From what I understand if you create a branch of a local repository, select that branch in elcipse & then make changes to the code. You should then be able to select the original master branch & you wouldn't then see those changes provided you hadn't merged.
What's confusing me is that when I switch back to the master the changes I made in the new branch are in there...even though I haven't merged.
You didn't explicitly say this, but my guess is that you didn't commit those changes. Git will happily let you switch between branches with uncommitted changes - as long as those changes aren't in any files which differ between the two branches. The big thing that this helps with is when you're about to commit and discover you have the wrong branch checked out.
If you committed your changes, then switched branches, you'd see them disappear exactly as you expect.
(And merges, by the way, are commit-based operations - you merge two (generally) commits and create a new commit with both of the original two as parents. It makes no sense to think about merging with uncommitted changes.)

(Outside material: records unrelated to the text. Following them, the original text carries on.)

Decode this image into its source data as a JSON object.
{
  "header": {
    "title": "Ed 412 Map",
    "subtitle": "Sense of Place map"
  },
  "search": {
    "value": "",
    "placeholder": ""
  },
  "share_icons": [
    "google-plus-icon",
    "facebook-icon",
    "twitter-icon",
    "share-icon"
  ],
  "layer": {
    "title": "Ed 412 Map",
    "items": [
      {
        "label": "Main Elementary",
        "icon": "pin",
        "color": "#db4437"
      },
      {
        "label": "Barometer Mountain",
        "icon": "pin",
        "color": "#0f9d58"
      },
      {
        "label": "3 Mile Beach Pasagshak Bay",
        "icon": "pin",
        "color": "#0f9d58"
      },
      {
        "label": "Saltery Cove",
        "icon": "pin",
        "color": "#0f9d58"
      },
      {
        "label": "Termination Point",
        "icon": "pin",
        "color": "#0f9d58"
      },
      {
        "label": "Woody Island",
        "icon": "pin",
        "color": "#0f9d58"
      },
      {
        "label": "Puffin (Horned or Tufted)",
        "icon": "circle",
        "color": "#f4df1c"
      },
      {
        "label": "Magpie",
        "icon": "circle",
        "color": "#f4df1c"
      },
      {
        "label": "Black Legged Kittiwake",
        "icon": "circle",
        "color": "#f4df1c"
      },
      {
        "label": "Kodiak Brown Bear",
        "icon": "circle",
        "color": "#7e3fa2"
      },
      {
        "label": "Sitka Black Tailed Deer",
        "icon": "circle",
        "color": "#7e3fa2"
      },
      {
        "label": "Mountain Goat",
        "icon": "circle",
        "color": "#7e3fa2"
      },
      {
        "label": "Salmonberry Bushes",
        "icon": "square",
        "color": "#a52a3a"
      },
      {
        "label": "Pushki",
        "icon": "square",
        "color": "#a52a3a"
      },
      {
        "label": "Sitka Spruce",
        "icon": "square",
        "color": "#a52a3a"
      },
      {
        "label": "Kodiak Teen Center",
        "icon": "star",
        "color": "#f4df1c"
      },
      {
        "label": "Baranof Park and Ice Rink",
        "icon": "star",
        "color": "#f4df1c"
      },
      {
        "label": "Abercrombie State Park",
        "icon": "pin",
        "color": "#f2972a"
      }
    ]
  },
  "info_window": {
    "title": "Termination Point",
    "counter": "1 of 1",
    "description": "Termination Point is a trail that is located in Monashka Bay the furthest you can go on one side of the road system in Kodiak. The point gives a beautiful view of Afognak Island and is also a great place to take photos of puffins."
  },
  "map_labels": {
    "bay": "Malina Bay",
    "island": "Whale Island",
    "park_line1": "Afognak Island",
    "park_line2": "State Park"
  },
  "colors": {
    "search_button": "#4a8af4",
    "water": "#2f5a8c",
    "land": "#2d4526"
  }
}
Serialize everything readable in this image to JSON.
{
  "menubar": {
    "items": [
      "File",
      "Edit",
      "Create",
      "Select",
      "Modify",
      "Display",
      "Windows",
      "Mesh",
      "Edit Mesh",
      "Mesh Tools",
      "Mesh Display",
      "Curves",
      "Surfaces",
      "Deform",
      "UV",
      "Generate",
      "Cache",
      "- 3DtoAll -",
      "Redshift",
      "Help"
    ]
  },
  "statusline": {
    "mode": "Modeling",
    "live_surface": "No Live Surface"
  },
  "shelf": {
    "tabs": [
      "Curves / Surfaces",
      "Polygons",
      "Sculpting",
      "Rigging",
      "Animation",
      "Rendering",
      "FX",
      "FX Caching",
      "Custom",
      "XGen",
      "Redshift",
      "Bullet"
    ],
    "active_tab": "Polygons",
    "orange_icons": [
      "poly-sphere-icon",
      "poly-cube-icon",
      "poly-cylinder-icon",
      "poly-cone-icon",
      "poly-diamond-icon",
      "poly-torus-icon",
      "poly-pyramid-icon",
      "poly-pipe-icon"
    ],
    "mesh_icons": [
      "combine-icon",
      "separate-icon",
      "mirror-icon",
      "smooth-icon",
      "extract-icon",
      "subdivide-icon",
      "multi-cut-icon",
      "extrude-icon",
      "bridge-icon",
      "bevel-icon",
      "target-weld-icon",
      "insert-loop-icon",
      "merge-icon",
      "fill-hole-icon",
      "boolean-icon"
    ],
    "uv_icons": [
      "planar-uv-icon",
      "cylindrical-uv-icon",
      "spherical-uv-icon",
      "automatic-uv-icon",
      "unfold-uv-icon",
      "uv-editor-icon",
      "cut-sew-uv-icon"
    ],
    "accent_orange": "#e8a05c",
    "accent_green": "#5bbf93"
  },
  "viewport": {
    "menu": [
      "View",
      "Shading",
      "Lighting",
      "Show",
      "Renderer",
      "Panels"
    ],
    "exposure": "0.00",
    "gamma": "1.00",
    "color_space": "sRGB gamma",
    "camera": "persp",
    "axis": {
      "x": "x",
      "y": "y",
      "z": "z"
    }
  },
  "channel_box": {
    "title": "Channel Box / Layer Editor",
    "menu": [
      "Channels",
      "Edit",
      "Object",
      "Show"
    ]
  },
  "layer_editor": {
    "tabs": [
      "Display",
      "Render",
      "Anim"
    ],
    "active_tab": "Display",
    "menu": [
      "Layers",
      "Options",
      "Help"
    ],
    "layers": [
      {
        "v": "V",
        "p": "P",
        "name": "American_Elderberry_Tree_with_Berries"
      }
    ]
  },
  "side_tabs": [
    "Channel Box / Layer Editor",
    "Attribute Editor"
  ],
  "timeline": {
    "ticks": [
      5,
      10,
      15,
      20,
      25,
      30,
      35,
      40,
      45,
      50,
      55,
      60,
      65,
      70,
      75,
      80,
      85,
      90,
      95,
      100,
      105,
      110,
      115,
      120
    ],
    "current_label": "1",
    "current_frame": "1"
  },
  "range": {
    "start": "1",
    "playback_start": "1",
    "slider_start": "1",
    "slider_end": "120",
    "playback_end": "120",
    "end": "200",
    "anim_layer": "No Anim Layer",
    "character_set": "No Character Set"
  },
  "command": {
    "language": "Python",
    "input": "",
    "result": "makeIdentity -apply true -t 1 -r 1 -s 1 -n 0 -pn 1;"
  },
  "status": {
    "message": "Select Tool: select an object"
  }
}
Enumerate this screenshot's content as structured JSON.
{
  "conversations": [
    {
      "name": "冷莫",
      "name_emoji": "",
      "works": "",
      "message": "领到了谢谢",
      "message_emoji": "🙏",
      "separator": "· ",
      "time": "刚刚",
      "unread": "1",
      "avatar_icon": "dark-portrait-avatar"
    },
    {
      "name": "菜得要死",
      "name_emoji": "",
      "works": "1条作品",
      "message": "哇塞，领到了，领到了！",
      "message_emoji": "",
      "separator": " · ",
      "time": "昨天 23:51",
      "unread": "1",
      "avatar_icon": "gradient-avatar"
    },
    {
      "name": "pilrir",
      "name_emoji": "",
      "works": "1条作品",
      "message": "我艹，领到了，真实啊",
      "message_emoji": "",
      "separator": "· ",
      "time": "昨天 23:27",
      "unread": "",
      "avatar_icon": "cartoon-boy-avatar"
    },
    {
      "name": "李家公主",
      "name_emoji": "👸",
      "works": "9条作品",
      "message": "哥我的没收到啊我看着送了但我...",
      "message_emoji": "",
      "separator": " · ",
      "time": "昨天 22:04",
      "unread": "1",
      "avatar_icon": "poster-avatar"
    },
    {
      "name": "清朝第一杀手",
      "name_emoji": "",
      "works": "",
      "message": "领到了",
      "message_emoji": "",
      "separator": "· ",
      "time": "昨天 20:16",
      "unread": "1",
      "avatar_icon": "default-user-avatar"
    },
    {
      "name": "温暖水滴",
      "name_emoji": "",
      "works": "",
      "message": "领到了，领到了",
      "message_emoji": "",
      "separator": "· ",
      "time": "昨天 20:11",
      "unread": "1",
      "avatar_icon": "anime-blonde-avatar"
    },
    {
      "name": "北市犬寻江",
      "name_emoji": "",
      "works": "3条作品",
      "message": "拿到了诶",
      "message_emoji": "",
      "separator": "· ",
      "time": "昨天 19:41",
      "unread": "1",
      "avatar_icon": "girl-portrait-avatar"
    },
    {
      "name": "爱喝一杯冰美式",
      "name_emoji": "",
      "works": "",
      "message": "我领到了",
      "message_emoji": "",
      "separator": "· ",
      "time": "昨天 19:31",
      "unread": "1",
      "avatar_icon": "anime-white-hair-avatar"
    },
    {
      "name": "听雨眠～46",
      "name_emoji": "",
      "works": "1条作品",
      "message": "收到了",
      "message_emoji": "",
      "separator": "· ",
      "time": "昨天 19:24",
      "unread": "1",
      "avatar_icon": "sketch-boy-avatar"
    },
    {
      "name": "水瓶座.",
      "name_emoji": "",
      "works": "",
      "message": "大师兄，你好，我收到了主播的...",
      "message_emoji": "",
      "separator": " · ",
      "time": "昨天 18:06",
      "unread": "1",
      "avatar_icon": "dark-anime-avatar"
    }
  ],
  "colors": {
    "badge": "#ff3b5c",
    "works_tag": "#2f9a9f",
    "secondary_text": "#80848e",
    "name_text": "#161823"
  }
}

With respect to learning to use, and more importantly understanding Git, there are a lot of great references out there - for example the Git Parable (lighthearted introduction to the core ideas), ProGit and the Git Community Book. EGit is a great thing in principle, making things accessible through an IDE - but I'd caution you not to skip over a good understanding of how things are really working under the hood. It'll probably save you someday from clicking on a button then saying "oh no, what have I done!"